- [Provided records]:
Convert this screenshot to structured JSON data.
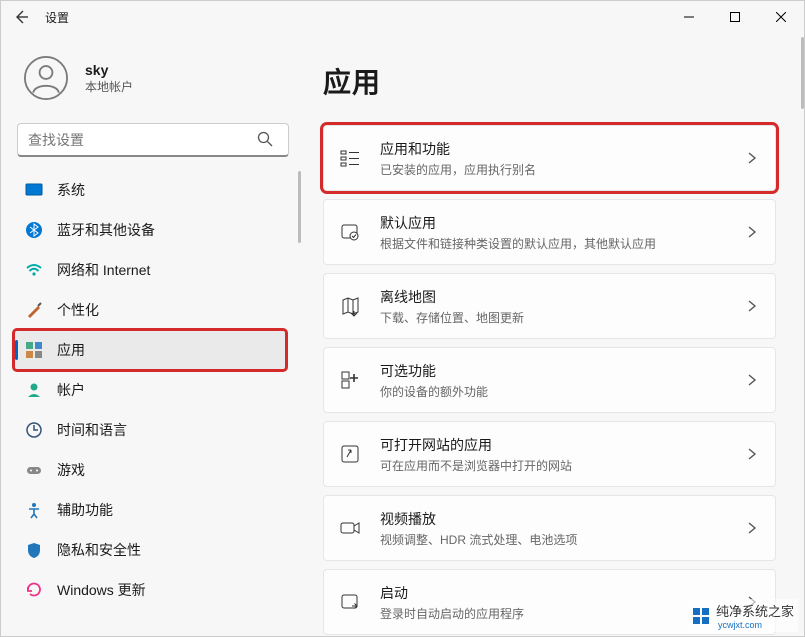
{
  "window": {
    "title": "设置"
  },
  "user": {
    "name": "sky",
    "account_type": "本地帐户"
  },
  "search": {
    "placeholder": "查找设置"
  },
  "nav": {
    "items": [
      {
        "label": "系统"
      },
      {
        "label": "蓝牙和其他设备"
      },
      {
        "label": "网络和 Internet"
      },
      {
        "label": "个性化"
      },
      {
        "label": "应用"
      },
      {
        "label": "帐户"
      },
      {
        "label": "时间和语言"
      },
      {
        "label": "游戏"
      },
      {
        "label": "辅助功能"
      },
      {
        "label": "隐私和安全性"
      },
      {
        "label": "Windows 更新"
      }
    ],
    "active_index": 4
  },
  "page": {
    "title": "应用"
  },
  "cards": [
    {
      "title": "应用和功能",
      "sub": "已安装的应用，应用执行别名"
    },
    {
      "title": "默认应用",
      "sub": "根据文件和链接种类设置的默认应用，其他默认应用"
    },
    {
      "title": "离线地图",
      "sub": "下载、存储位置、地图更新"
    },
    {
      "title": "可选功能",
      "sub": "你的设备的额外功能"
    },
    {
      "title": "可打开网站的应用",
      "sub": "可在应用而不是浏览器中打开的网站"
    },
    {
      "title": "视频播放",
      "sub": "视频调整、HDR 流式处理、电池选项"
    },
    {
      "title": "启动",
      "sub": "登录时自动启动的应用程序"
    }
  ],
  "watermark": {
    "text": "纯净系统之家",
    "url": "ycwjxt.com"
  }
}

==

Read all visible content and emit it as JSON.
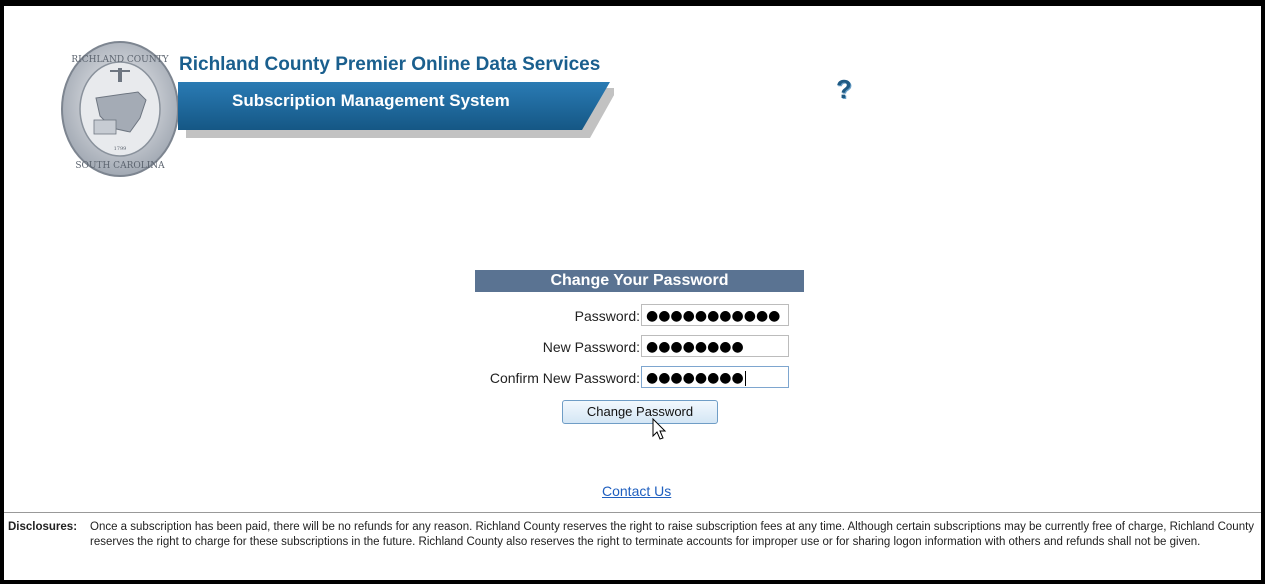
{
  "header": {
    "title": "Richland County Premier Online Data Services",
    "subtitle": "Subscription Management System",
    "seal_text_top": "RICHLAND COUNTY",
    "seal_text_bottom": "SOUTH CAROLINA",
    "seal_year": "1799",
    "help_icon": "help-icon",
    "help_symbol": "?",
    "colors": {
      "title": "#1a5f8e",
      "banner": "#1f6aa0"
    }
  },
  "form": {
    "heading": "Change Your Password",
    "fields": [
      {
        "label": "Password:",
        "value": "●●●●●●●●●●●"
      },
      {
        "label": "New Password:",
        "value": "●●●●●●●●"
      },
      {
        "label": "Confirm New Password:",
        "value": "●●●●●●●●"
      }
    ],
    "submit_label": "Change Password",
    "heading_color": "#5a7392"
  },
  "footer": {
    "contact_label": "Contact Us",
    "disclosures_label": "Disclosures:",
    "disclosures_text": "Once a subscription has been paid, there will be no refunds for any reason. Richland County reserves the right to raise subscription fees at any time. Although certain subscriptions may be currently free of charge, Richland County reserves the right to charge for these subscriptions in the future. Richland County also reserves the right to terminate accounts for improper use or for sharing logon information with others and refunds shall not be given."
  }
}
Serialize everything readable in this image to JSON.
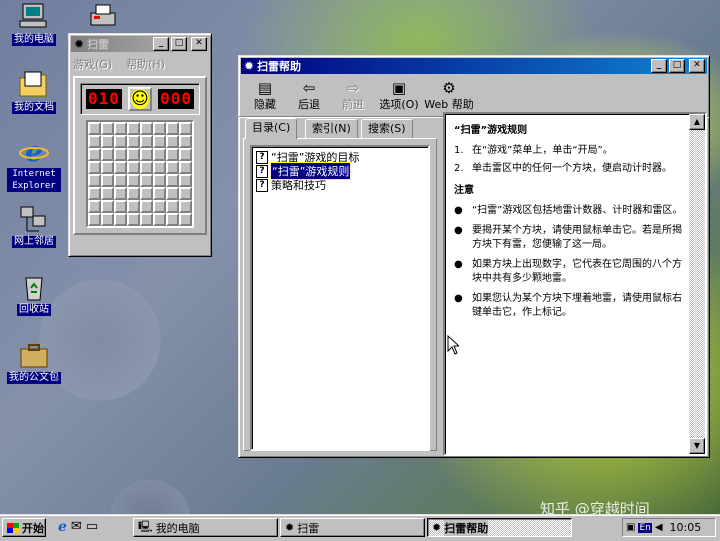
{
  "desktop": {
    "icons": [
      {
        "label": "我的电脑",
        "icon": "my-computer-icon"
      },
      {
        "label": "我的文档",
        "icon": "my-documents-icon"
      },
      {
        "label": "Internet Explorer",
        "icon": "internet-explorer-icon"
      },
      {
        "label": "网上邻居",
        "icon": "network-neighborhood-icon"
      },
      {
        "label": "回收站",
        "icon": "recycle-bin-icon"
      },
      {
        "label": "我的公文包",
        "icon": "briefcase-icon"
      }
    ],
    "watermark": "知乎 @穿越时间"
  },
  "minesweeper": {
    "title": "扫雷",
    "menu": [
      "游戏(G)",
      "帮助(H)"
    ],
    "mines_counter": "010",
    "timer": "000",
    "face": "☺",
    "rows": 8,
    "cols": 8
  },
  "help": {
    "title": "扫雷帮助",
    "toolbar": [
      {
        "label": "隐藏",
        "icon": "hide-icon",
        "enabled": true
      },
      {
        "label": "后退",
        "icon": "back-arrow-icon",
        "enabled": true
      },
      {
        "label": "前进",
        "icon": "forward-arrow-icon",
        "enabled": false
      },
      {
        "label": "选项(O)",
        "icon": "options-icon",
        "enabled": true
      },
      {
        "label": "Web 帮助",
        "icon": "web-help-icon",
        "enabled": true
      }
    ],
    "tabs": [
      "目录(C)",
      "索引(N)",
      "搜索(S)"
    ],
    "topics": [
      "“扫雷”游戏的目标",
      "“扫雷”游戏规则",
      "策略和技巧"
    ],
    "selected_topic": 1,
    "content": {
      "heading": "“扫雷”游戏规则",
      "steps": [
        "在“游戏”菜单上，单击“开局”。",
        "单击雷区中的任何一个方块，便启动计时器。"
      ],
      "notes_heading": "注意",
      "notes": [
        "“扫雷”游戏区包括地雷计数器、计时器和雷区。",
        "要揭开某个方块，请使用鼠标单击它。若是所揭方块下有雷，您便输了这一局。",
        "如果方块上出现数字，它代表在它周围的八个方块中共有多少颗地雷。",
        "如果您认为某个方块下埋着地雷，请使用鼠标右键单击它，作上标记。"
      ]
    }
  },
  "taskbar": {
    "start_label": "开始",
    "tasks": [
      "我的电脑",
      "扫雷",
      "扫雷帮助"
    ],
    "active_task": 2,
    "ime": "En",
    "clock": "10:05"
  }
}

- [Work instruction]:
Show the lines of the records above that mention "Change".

- [Written answer]:
    "heading": "Change Your Password",
    "submit_label": "Change Password",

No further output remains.